Ted Stahl would like you to forget about any economic woes you might be hearing about and just sit down for a conversation about the opportunities of education and technology.
That’s not Stahl trying to be an eternal optimist; it’s his method of leadership. As CEO of GroupeSTAHL, Stahl has made a living out of growing companies through innovation and education. In Cleveland, Stahls’ Transfer Express, a wholly owned subsidiary of GroupeSTAHL that manufactures custom heat-applied garment transfers, is a living example of that.
Stahls’ Transfer Express employees are constantly being taught to focus on the customer and on technology to adapt to what the market can bring next. As a result, the company continues to grow each year, blossoming to more than 100 employees in less than two decades, and it consistently bumps up the level of technology used in the industry.
Smart Business talked to Stahl about how to refuse complacency and why you need to have a few rebels around the office.
Encourage a few rebels to spark business. There’s a word called educated risks. If you don’t take any, you aren’t going to be growing anywhere. Everybody, and every company, is really in a state of metamorphosis, reinventing itself all the time. It has to be.
But then complacency is probably, if you are successful, a thing that sort of sets in. You hear, ‘We’re doing well, why should we be trying to change this or that?’
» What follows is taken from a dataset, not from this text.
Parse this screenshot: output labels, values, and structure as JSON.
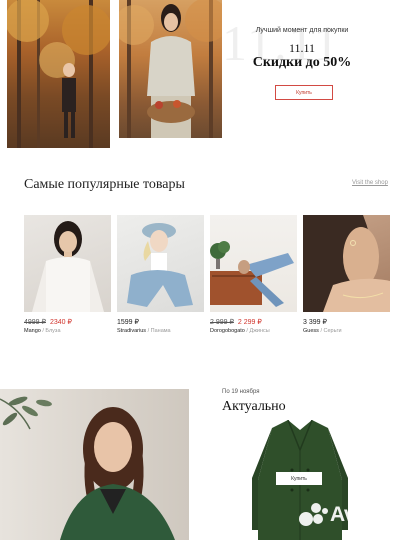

But if you’ve got people that are curious about their customers, curious about the world about them, they see the opportunities that are out there; if they have that passion, it becomes infectious.
So you talk about it, you make examples of people and promote people that do take some risks. Any type of a business culture has a tendency to try to homogenize itself, and you’ve got to have a few rebels around, and you have to let people see how much they help.
Be curious about everything. You have to have a curiosity about customers, about technology, about industry — basically you can’t define it right down to one particular interest. It’s more of a curiosity of the world about you and everything that affects it.
You can’t just limit it to just your relevant industry idea; you don’t know what technology is happening in Asia or Germany or here in the United States that might eventually affect your product.
And if you can put it all together, if you’re curious and you’re driven by your customers and you understand what their strengths and weaknesses are, what their needs are, then you can look toward the world of technology and put the two together. It’s sort of like keeping one ear to the customer and one ear to what’s happening in the world to help create products that succeed.
Refuse a complacent mindset.Growth and complacency is an oxymoron. Complacency, bureaucracy, lack of risk-taking, they’re all sort of the opposite of growth. You have to help people understand that, even though we’re growing and we’ve got some very substantial growth, the market potential is growing at an even greater rate.
Be aware of that and aggressively go after it by increasing your customer base, increasing the types of customers we’re selling to in different market segments, taking advantage of the international market and the way the dollar is at the moment.
I’ll go back to three words: bureaucracy, complacency and risk-avoidance. You have to try to ensure those don’t set in. It’s communication. If they constantly hear about opportunities out there from you, then it becomes sort of ingrained in the company, and they see the opportunities.
Today, you hear a lot about these troubled times, and I know a lot of people in business, and in certain segments that’s very true, but I know a lot of other people who have been aggressive and who have used their ingenuity to make things happen, and that comes from refusing to be complacent and sharing that with others.
Give employees appropriate perspective. There is an old story about a gentleman who went to a quarry, and he walked up to a mason pounding a stone and asked what he was doing.
The mason said, ‘I’m pounding this stone here, trying to square it.’ He went to another mason and asked what he was doing, and he said, ‘I’m trying to square this stone that goes right next to the cornerstone of this 3,000-foot cathedral.’
So there are two totally different motivations there. So the more that employees understand the products, understand how they’re used and understand the customer, the more they can put that little bit of extra into the way they’re packaging it.
I require that all managers go to trade shows, talk to the customers. They’re what’s it’s all about. Employees have to be totally comfortable with the products that we have. Nothing infuriates someone more than when you go into a store and you ask somebody a question and they don’t know.
So we make sure that one of the tenets of our success is always being the most knowledgeable about our products, how they’re applied, what they’re used on and doing that from a customer’s viewpoint so that we can really understand what they want. That comes from trade shows, face-to-face contact and working from the customer’s perspective.
If the only knowledge I have is what was explained to me ... then I won’t get it.
HOW TO REACH: Stahls’ Transfer Express, (800) 622-2280 or www.transferexpress.com